Most e-crime goes unreported because of a lack of contact points

The Metropolitan Police is to set up an e-crime unit that will bring together all agencies that deal with crime committed online.

In a partnership between the Government, business and the police, the unit will be operational by the end of this year. If successful, it is likely to be extended to a national level.

The unit will serve a number of purposes, says Commander Sue Wilkinson of New Scotland Yard. "This will provide a centre of excellence for all agencies that deal with e-crime, where they can share best practice policy, co-ordinate major investigations, and provide a national point of contact for people wishing to report e-crime," she said.

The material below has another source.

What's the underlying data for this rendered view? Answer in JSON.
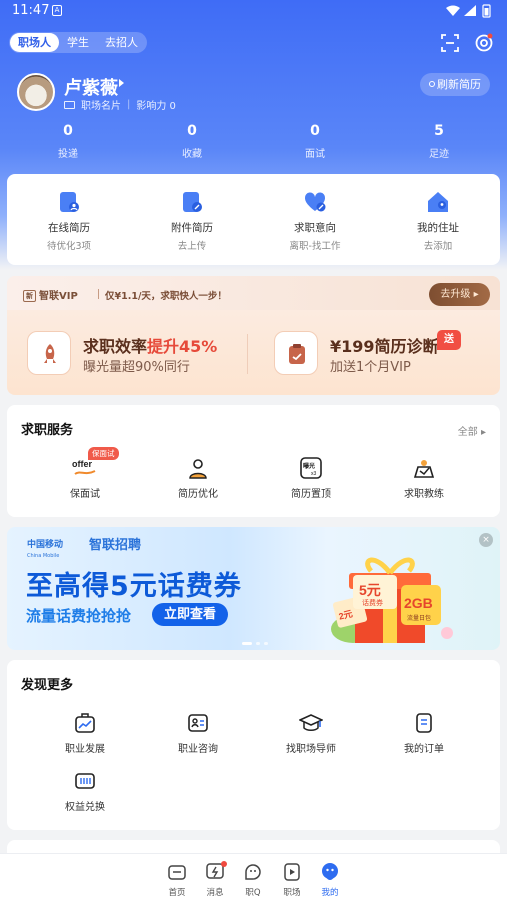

According to Wilkinson, most e-crime goes unreported because of a lack of contact points.

"The biggest challenge is mainstreaming e-crime. It's everywhere. If every e-crime was reported our police forces would be swamped," she said.

The Metropolitan Police runs the only national point of contact for fraud and phishing reports, at .

Most people are unaware that they can report incidents of e-crime to local police forces, but even when they are reported they may not be dealt with properly. Local police forces do not always have the necessary resources to be able to deal with them, according to Wilkinson.

Online fraud was previously dealt with by the National Hi-Tech Crime Unit , which became part of the Serious Organised Crime Agency (Soca) in April this year. But Soca now only deals with top-level crime. Anna Lagerkvist